* Assigned task: Go through the lines below. Copy those with "http".

*-*-*

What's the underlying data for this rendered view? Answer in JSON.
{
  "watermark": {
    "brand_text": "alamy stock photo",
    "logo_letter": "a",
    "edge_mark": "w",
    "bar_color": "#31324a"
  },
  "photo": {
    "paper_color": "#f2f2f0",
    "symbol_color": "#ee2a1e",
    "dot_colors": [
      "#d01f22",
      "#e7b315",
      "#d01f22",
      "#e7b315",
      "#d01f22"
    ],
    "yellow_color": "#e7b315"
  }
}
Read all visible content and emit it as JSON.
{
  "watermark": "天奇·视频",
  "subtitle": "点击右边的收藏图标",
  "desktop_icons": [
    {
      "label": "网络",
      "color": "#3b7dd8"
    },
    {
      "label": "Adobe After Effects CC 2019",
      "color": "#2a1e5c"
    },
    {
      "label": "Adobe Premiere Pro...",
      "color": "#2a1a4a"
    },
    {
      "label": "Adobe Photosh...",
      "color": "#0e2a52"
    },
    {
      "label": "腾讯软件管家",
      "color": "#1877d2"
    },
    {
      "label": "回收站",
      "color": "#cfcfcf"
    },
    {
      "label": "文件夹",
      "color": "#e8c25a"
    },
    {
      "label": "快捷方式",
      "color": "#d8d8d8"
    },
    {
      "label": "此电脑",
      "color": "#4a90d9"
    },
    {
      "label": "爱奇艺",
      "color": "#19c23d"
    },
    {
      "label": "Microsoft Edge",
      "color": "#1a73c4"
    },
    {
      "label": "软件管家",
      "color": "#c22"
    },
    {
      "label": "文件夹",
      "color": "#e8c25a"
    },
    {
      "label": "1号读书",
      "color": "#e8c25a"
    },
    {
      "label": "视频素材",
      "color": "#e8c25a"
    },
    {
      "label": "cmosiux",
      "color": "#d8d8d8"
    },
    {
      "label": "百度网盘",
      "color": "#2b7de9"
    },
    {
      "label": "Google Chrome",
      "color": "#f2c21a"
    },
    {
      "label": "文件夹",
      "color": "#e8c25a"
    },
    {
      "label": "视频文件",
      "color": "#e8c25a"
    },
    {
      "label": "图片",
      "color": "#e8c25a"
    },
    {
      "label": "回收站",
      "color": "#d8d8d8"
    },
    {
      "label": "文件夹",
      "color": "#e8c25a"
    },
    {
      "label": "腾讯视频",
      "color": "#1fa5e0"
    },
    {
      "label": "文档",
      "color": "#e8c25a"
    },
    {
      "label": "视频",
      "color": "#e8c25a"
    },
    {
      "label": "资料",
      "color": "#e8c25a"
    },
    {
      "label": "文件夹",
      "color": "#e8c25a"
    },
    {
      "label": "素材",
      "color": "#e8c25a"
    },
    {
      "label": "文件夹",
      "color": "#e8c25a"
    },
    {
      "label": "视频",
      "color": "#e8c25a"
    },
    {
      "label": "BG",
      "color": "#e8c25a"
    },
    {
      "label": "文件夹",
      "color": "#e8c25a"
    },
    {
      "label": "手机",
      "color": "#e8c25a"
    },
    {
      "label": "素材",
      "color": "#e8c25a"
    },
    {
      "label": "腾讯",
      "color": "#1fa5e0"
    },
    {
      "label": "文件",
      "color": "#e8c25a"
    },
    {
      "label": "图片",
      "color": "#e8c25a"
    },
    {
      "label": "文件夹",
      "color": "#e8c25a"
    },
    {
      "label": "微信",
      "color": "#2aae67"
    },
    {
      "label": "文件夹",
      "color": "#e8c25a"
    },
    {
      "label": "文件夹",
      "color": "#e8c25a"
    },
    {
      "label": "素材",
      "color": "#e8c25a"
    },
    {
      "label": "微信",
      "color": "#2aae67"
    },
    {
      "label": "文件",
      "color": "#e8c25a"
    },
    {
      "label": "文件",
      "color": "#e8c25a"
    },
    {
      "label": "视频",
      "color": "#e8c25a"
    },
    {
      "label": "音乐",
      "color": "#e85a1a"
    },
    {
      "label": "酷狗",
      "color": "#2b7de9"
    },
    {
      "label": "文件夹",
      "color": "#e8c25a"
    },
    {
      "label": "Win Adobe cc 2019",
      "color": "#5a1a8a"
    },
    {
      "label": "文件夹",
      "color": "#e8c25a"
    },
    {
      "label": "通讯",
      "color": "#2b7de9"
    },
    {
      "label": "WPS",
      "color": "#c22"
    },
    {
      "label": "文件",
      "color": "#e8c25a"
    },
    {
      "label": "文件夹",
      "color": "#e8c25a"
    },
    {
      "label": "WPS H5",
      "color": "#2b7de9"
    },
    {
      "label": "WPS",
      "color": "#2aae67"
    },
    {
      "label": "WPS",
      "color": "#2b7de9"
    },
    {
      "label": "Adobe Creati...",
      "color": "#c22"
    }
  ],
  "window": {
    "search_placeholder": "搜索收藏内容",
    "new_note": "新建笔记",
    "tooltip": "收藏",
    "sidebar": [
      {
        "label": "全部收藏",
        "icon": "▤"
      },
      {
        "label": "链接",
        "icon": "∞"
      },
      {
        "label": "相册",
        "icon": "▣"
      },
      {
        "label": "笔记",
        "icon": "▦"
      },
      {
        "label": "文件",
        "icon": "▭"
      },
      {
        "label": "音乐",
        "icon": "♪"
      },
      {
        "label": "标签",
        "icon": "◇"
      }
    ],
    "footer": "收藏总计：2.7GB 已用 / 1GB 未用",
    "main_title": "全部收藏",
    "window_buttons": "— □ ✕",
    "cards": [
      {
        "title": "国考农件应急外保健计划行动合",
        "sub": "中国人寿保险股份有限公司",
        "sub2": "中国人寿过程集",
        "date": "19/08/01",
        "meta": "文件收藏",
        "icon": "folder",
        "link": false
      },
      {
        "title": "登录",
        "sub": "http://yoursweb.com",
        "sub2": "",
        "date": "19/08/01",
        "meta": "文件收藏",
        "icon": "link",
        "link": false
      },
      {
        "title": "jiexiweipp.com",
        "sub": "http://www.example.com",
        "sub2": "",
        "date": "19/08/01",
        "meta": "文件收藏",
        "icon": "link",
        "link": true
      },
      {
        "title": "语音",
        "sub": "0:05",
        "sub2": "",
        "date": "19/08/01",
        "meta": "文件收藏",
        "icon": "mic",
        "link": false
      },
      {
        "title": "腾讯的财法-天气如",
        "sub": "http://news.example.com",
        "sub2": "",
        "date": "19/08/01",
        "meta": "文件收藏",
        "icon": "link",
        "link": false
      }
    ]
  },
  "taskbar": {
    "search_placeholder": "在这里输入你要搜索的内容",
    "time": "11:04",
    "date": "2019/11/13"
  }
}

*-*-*

* Exercise solution:
        "sub": "http://yoursweb.com",
        "sub": "http://www.example.com",
        "sub": "http://news.example.com",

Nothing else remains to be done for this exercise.